My Battle Call | She Didn’t Hear You!
post-template-default,single,single-post,postid-10975,single-format-standard,theme-bridge,woocommerce-no-js,ajax_fade,page_not_loaded,,qode-title-hidden,qode_grid_1300,hide_top_bar_on_mobile_header,qode-content-sidebar-responsive,columns-4,qode-child-theme-ver-1.0.0,qode-theme-ver-17.2,qode-theme-bridge,disabled_footer_bottom,qode_header_in_grid,wpb-js-composer js-comp-ver-5.7,vc_responsive

She Didn’t Hear You!

I’ll never forget the time my child came home from elementary school confused and upset after being reprimanded on the playground.

She had been climbing on the play structure and the supervisor repeatedly called her from across the blacktop.
My child didn’t respond; She didn’t hear her name being called.
The wind.
The background noise from the other kids.
The forty-plus-foot distance from the supervisor.
And—most notable—she was being a kid who was focused on playing, rather than listening to and locating every sound around her.

Here’s the thing…
We had done our best to educate the school staff. Everyone who worked there on a regular basis had been informed but this supervisor FORGOT.
That’s one of the challenging things about hearing loss. At the time, my child was too young to understand or truly advocate for herself.
So often, particularly when it comes to kids, people FORGET.

In this scenario, the adult got frustrated and assumed my child’s lack of acknowledgement was behavioral.
All these years later…this is one of the experiences that has stuck with me.

Truth is—some people just don’t get the nuances of hearing loss and they don’t comprehend how hard it is to LISTEN with a hearing device (even when you can hear *some* things).
Hearing and understanding are not the same.
What some people don’t understand is that someone who has hearing loss might not “hear” what is being said for many reasons.
If you add distance and/or background noise—like on a playground—it’s even more challenging.
The ability to localize sound is limited; being able to discriminate between meaningful sound versus noise is also difficult.

This is one of the reasons someone who is hard of hearing may “tune-out” information.
What is needed instead of frustration is:
Patience.

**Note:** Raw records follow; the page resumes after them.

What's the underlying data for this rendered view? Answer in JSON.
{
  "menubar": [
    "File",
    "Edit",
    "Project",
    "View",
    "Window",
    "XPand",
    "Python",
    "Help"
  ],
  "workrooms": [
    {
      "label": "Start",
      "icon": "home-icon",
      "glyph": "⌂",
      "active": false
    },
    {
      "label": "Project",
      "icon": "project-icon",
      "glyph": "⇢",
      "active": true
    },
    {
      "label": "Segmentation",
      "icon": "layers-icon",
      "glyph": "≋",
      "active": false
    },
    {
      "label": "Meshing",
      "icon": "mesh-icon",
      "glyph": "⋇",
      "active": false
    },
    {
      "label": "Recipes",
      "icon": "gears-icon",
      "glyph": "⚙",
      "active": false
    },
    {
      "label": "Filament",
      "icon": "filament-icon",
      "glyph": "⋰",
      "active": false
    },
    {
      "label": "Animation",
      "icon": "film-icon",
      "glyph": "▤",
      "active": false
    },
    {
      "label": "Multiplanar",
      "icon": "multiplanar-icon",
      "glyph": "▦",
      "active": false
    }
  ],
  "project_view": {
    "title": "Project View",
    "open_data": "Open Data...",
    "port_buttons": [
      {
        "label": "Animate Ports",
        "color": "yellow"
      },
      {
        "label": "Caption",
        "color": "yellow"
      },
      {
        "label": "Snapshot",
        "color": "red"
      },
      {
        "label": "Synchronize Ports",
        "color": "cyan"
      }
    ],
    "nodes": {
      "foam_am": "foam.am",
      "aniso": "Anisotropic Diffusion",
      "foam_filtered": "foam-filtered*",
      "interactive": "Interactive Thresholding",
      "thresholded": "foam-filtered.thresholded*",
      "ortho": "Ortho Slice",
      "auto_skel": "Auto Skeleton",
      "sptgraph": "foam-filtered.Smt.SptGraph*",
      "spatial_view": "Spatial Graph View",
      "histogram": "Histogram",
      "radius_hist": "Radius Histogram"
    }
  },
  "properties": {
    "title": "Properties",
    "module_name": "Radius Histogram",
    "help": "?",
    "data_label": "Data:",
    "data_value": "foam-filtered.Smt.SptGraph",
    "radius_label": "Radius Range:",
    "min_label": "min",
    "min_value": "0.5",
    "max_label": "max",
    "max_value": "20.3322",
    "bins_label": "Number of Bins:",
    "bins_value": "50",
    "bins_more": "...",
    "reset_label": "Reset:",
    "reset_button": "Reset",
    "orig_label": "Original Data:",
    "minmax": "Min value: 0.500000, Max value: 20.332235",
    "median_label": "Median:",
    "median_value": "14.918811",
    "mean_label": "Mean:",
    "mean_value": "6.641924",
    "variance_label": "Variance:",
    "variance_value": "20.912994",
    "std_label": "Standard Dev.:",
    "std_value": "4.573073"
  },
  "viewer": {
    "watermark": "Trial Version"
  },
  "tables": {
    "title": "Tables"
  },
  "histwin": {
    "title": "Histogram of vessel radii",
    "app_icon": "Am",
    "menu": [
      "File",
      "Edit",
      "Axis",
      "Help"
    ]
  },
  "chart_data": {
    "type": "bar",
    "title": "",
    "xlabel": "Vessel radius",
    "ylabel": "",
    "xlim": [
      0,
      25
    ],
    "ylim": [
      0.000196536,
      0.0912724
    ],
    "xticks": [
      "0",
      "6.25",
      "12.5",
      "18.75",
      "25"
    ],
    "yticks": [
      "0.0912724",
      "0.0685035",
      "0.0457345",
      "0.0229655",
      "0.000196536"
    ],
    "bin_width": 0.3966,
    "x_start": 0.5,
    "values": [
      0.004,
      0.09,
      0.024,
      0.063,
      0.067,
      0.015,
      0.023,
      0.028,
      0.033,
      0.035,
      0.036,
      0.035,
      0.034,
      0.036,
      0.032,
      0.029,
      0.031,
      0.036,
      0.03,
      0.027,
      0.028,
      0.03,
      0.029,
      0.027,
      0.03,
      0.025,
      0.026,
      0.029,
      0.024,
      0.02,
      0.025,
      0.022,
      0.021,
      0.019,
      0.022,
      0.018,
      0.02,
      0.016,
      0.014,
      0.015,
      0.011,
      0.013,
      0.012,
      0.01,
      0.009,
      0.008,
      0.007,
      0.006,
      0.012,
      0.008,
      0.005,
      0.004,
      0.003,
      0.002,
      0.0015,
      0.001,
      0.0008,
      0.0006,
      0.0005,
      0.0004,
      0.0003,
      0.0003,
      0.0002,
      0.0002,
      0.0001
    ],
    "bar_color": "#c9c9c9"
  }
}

Kindness. Awareness.

After sharing the playground incident with our teacher, she circled back with the supervisor to re-educate her. Our teacher was a huge advocate.
It’s all a process. Albeit sometimes a frustrating and challenging one!
← Back to all blogs
No Comments

Post A Comment

"Through the Fog: navigating life's challenges while raising kids with hearing loss"

Available here